§ **Problem requirements**: In the entries below, find the lines that contain the word "page" and copy them.

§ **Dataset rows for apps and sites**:
===============
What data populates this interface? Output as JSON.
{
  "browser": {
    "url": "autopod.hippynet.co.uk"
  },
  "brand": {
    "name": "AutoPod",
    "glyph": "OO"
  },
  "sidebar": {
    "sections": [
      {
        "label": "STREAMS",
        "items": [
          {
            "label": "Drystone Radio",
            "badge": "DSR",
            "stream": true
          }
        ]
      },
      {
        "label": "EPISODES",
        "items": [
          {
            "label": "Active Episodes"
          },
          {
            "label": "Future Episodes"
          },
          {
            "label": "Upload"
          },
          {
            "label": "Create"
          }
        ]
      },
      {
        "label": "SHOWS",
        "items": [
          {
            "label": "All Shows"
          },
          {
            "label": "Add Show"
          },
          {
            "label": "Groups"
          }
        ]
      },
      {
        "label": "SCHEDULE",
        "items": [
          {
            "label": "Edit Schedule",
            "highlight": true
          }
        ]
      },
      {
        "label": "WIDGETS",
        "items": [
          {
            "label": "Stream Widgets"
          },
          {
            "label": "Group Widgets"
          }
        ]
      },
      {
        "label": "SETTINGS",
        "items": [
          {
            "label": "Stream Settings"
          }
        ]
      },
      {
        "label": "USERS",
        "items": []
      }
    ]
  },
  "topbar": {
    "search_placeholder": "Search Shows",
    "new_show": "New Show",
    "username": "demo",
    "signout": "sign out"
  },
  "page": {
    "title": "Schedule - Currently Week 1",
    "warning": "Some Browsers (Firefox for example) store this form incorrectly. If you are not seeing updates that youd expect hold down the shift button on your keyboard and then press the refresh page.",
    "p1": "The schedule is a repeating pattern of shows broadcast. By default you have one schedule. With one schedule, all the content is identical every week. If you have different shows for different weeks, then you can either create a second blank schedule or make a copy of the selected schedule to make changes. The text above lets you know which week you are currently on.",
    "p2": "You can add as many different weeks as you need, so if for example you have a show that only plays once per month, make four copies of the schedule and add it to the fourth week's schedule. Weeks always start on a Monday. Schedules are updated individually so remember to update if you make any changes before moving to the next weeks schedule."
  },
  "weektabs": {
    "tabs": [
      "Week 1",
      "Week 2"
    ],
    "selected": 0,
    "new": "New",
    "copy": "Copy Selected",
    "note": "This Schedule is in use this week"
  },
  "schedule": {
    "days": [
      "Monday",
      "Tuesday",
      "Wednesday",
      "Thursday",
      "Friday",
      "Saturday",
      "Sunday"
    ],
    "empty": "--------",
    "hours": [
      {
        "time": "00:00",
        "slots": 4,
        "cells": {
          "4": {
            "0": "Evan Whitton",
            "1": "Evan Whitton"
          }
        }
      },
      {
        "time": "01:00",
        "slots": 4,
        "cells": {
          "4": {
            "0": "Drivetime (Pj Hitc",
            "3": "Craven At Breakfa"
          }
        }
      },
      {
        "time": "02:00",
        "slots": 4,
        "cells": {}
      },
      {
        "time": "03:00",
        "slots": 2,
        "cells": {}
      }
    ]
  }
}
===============
§ **Output of the task**:
  "page": {
    "warning": "Some Browsers (Firefox for example) store this form incorrectly. If you are not seeing updates that youd expect hold down the shift button on your keyboard and then press the refresh page.",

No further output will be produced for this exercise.